◆ Collected data entries

# # # # #

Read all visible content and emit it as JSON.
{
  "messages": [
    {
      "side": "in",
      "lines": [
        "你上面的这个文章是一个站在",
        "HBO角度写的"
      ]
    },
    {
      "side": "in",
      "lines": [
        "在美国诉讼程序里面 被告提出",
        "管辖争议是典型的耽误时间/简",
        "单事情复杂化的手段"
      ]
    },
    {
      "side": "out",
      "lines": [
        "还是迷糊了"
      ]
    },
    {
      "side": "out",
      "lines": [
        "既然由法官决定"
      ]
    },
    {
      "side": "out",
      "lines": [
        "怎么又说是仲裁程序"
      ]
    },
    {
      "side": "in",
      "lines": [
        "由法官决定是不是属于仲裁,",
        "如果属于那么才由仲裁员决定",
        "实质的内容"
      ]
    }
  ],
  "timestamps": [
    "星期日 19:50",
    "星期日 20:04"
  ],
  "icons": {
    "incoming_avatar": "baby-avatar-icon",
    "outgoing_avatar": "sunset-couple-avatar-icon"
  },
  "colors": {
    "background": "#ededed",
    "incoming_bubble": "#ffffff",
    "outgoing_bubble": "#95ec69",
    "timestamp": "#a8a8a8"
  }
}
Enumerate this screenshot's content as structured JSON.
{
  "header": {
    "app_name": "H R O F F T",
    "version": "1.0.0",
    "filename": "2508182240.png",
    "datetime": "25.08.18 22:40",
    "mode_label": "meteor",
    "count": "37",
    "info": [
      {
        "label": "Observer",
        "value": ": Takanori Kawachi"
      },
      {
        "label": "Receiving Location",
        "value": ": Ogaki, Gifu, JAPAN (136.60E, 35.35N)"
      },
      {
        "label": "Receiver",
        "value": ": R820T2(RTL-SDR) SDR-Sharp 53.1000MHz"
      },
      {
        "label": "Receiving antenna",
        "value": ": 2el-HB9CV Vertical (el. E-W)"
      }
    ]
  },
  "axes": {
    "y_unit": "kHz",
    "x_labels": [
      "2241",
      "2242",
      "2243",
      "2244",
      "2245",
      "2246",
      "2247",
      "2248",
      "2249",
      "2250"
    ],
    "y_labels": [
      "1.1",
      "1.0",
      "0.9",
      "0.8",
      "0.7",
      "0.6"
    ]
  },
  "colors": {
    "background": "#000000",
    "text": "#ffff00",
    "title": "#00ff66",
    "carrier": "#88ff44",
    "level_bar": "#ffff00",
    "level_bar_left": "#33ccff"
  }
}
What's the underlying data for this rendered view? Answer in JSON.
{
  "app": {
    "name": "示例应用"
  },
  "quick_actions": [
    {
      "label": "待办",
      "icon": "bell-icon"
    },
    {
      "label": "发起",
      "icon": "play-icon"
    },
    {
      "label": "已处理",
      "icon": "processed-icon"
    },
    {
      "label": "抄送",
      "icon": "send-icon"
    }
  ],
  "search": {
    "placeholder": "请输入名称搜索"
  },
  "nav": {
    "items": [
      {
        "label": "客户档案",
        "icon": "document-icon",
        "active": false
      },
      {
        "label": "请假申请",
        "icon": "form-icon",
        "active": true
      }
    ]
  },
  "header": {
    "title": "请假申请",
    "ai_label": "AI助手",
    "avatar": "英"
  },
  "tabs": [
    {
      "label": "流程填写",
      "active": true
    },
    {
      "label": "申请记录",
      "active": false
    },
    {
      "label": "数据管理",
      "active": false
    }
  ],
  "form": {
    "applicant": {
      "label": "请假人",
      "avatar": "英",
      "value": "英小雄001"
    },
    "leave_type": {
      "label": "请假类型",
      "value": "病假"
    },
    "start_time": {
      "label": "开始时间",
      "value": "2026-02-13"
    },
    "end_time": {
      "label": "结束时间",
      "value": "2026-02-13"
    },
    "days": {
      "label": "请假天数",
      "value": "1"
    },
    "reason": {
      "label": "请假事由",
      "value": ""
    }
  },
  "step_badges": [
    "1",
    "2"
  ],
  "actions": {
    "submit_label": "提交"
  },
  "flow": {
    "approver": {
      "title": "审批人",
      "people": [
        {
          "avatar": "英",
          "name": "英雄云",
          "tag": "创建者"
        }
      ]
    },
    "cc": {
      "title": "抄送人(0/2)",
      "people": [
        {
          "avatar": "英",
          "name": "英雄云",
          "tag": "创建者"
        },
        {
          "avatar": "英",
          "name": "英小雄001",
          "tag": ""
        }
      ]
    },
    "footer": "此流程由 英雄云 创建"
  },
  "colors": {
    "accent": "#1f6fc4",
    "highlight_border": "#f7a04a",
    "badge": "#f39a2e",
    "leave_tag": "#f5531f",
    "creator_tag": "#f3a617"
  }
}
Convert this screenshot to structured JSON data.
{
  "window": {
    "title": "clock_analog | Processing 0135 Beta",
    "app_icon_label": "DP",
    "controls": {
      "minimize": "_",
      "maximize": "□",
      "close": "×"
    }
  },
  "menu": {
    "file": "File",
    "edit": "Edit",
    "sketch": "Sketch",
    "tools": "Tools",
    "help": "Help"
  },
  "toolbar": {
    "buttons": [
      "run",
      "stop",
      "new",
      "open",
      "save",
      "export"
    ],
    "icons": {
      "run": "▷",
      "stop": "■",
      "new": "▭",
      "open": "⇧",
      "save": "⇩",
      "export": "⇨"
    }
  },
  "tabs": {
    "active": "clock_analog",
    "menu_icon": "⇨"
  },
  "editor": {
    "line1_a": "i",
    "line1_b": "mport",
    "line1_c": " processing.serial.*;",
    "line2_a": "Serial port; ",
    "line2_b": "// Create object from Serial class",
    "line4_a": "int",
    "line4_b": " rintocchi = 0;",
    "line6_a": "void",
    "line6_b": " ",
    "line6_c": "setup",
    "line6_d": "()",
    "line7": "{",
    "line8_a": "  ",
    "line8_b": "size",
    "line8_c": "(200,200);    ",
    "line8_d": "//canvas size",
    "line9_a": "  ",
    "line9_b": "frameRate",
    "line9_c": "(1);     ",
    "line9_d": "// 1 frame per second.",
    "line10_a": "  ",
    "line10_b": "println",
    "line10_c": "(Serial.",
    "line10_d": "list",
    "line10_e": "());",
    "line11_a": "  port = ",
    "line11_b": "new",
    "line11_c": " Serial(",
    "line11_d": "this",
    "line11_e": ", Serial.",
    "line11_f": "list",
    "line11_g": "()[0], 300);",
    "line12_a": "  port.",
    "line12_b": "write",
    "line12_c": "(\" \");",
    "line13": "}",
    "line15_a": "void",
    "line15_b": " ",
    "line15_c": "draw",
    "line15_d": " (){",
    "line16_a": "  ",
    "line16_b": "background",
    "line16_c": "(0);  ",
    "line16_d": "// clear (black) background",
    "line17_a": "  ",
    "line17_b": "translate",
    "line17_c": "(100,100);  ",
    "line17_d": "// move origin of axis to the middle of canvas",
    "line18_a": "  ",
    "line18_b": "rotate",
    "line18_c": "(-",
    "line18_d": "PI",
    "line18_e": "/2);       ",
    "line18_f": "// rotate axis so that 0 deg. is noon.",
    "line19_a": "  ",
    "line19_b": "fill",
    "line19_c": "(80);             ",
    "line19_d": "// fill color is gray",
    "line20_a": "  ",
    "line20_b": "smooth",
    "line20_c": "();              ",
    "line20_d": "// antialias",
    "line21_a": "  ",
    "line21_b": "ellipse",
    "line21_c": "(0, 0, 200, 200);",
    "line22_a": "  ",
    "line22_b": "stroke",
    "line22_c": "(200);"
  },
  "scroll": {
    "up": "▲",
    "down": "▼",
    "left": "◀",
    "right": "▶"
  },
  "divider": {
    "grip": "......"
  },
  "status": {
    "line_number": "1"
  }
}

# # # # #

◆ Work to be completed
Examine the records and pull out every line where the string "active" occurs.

◆ Task answer
        "active": false
        "active": true
      "active": true
      "active": false
      "active": false
    "active": "clock_analog",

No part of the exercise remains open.